And Benmor Medical was responsible for one of the first bariatric ranges, offering a rental system so that hospitals can order in larger beds when needed to reduce the need for storage and to lower the overall cost.
Other bed designs target specific patient groups, for example Tough Furniture’s Mid Sleeper, which offers a secure sleeping option with integral ‘den’ for people on the autistic spectrum; and Pineapple Contracts’ Sovie bed for the mental health market.
Taking the pressure off
Just as important as the design of the beds themselves are the mattresses used.
Modern designs put an emphasis on patient comfort and the reduction of pressure ulcers.
Rober has recently released a pioneering new solution - The NoDec AIRSTREAM Total Heel Protection - designed specifically to relieve pressure on the heel and lower limbs, two common areas for troublesome pressure ulcers; while Medstrom’s AeroSpacer range utilises 3D spacer textiles which reduce temperature, moisture and humidity, shear strain, and provide effective pressure distribution.
And Hill-Rom has a range of solutions, including the Envision E700, P500 Therapy Surface, and the ACcuMax Quantum VPC Surface.
Its Clinitron Rite Hite Air Fluidized Therapy Bed is designed for patients with existing sores, providing a healing environment for compromised skin by minimising the forces that cause tissue breakdown: pressure, shear, friction, heat and moisture.
Jane McLaughlin of Medstrom said: “As a supplier, we are inevitably steered by issues like the need to reduce falls or pressure ulcers when innovating and developing new product ranges.
“A consideration in our design is the incorporation of features that help to increase nursing efficiency while also improving patient outcomes.
“Bed handling has also been improved, with new features introduced to reduce manual handling injury among caregivers and hospital porters by making the bed very easy to manoeuvre, thanks to our unique castor, brake and steer design.
“And cost continues to be a key factor.
“Health budgets are reviewed regularly and are often being cut.

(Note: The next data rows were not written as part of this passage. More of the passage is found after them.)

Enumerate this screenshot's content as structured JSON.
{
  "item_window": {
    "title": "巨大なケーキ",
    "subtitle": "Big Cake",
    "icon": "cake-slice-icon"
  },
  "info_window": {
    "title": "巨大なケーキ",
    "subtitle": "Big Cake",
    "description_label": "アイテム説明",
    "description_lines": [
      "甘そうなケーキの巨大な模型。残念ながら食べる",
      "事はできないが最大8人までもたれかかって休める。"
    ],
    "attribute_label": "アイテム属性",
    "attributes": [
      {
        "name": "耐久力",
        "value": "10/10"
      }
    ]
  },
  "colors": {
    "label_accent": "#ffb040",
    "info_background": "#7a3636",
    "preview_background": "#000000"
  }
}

“With this in mind, we build very-robust beds with ten-year bed frame warranties, which helps the hospitals we supply to minimise lifetime costs.”